» **WORK TO COMPLETE**
Without changing anything, set down every line shown below.

|---|

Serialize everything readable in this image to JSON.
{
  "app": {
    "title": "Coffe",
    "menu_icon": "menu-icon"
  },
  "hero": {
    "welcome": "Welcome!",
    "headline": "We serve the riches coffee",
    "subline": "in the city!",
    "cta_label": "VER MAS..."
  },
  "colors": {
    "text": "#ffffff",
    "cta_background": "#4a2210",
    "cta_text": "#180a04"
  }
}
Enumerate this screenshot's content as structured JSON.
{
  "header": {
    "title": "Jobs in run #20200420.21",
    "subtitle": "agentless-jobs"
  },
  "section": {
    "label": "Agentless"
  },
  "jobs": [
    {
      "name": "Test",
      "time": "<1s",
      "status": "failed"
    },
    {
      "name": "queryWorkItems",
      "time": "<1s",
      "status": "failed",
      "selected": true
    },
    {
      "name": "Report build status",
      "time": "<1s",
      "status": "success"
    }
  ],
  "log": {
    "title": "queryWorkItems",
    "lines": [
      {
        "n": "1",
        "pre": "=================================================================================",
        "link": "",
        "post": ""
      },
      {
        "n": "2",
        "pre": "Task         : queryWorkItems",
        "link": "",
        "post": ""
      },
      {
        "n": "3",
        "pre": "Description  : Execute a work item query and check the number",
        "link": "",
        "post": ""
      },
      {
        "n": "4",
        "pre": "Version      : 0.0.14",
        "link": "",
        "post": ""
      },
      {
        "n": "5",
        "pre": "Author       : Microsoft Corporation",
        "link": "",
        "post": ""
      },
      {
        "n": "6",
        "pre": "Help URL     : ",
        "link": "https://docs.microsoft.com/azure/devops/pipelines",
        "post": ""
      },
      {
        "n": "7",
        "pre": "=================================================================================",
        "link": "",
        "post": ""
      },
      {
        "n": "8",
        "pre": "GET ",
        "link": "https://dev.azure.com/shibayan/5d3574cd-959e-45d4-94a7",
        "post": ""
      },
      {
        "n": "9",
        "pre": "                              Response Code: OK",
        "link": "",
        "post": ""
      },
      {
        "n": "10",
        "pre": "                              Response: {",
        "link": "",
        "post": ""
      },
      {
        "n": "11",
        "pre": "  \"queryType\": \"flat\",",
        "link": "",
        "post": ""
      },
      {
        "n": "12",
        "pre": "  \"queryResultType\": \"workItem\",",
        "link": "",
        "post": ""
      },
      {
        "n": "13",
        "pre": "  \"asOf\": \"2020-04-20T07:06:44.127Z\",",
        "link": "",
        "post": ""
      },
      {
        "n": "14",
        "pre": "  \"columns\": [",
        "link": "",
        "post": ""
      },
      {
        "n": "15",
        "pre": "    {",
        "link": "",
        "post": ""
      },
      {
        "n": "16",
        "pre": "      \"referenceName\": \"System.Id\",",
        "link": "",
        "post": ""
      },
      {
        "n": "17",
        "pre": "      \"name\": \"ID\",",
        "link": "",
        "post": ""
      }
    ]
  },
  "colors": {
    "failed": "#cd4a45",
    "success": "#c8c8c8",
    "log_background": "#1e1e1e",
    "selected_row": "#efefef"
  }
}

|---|

» **ANSWER BOX**
Serialize everything readable in this image to JSON.
{
  "app": {
    "title": "Coffe",
    "menu_icon": "menu-icon"
  },
  "hero": {
    "welcome": "Welcome!",
    "headline": "We serve the riches coffee",
    "subline": "in the city!",
    "cta_label": "VER MAS..."
  },
  "colors": {
    "text": "#ffffff",
    "cta_background": "#4a2210",
    "cta_text": "#180a04"
  }
}
Enumerate this screenshot's content as structured JSON.
{
  "header": {
    "title": "Jobs in run #20200420.21",
    "subtitle": "agentless-jobs"
  },
  "section": {
    "label": "Agentless"
  },
  "jobs": [
    {
      "name": "Test",
      "time": "<1s",
      "status": "failed"
    },
    {
      "name": "queryWorkItems",
      "time": "<1s",
      "status": "failed",
      "selected": true
    },
    {
      "name": "Report build status",
      "time": "<1s",
      "status": "success"
    }
  ],
  "log": {
    "title": "queryWorkItems",
    "lines": [
      {
        "n": "1",
        "pre": "=================================================================================",
        "link": "",
        "post": ""
      },
      {
        "n": "2",
        "pre": "Task         : queryWorkItems",
        "link": "",
        "post": ""
      },
      {
        "n": "3",
        "pre": "Description  : Execute a work item query and check the number",
        "link": "",
        "post": ""
      },
      {
        "n": "4",
        "pre": "Version      : 0.0.14",
        "link": "",
        "post": ""
      },
      {
        "n": "5",
        "pre": "Author       : Microsoft Corporation",
        "link": "",
        "post": ""
      },
      {
        "n": "6",
        "pre": "Help URL     : ",
        "link": "https://docs.microsoft.com/azure/devops/pipelines",
        "post": ""
      },
      {
        "n": "7",
        "pre": "=================================================================================",
        "link": "",
        "post": ""
      },
      {
        "n": "8",
        "pre": "GET ",
        "link": "https://dev.azure.com/shibayan/5d3574cd-959e-45d4-94a7",
        "post": ""
      },
      {
        "n": "9",
        "pre": "                              Response Code: OK",
        "link": "",
        "post": ""
      },
      {
        "n": "10",
        "pre": "                              Response: {",
        "link": "",
        "post": ""
      },
      {
        "n": "11",
        "pre": "  \"queryType\": \"flat\",",
        "link": "",
        "post": ""
      },
      {
        "n": "12",
        "pre": "  \"queryResultType\": \"workItem\",",
        "link": "",
        "post": ""
      },
      {
        "n": "13",
        "pre": "  \"asOf\": \"2020-04-20T07:06:44.127Z\",",
        "link": "",
        "post": ""
      },
      {
        "n": "14",
        "pre": "  \"columns\": [",
        "link": "",
        "post": ""
      },
      {
        "n": "15",
        "pre": "    {",
        "link": "",
        "post": ""
      },
      {
        "n": "16",
        "pre": "      \"referenceName\": \"System.Id\",",
        "link": "",
        "post": ""
      },
      {
        "n": "17",
        "pre": "      \"name\": \"ID\",",
        "link": "",
        "post": ""
      }
    ]
  },
  "colors": {
    "failed": "#cd4a45",
    "success": "#c8c8c8",
    "log_background": "#1e1e1e",
    "selected_row": "#efefef"
  }
}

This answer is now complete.